### What you are asked to do
Restate all the entries exactly as they appear, apart from the pictures.

### Element data from apps and pages

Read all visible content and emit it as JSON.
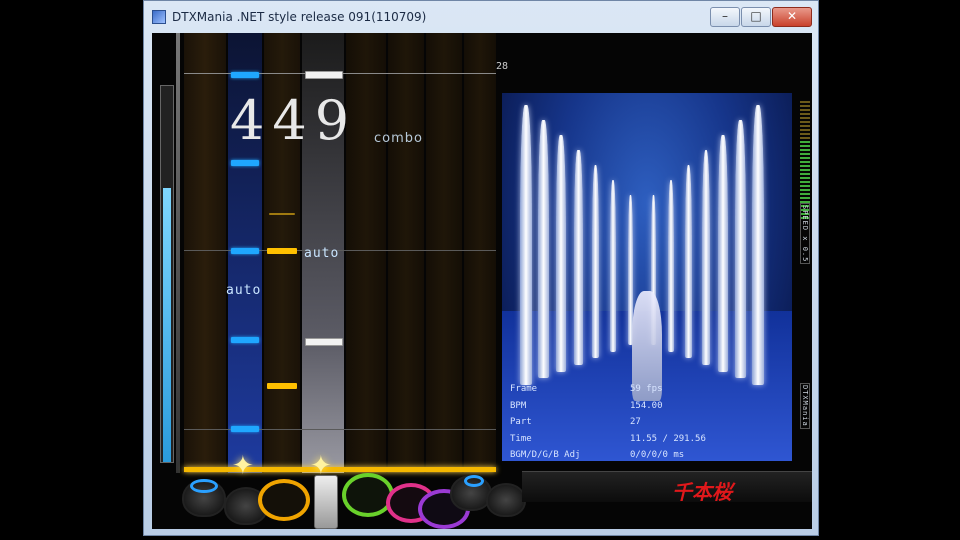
{
  "window": {
    "title": "DTXMania .NET style release 091(110709)",
    "min_glyph": "–",
    "max_glyph": "□",
    "close_glyph": "✕"
  },
  "game": {
    "combo": "449",
    "combo_label": "combo",
    "bar_number": "28",
    "auto_label_1": "auto",
    "auto_label_2": "auto",
    "song_title": "千本桜",
    "meter_label_top": "SPEED x 0.5",
    "meter_label_bottom": "DTXMania",
    "gauge_level": 0.73
  },
  "stats": {
    "frame_label": "Frame",
    "frame_value": "59  fps",
    "bpm_label": "BPM",
    "bpm_value": "154.00",
    "part_label": "Part",
    "part_value": "27",
    "time_label": "Time",
    "time_value": "11.55 / 291.56",
    "bgm_label": "BGM/D/G/B Adj",
    "bgm_value": "0/0/0/0 ms"
  },
  "colors": {
    "chip_blue": "#1fa7ff",
    "chip_yellow": "#ffc000",
    "judge_line": "#f5b800",
    "bga_blue": "#16358a",
    "song_title_red": "#e0181b"
  }
}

### Exercise result
Read all visible content and emit it as JSON.
{
  "window": {
    "title": "DTXMania .NET style release 091(110709)",
    "min_glyph": "–",
    "max_glyph": "□",
    "close_glyph": "✕"
  },
  "game": {
    "combo": "449",
    "combo_label": "combo",
    "bar_number": "28",
    "auto_label_1": "auto",
    "auto_label_2": "auto",
    "song_title": "千本桜",
    "meter_label_top": "SPEED x 0.5",
    "meter_label_bottom": "DTXMania",
    "gauge_level": 0.73
  },
  "stats": {
    "frame_label": "Frame",
    "frame_value": "59  fps",
    "bpm_label": "BPM",
    "bpm_value": "154.00",
    "part_label": "Part",
    "part_value": "27",
    "time_label": "Time",
    "time_value": "11.55 / 291.56",
    "bgm_label": "BGM/D/G/B Adj",
    "bgm_value": "0/0/0/0 ms"
  },
  "colors": {
    "chip_blue": "#1fa7ff",
    "chip_yellow": "#ffc000",
    "judge_line": "#f5b800",
    "bga_blue": "#16358a",
    "song_title_red": "#e0181b"
  }
}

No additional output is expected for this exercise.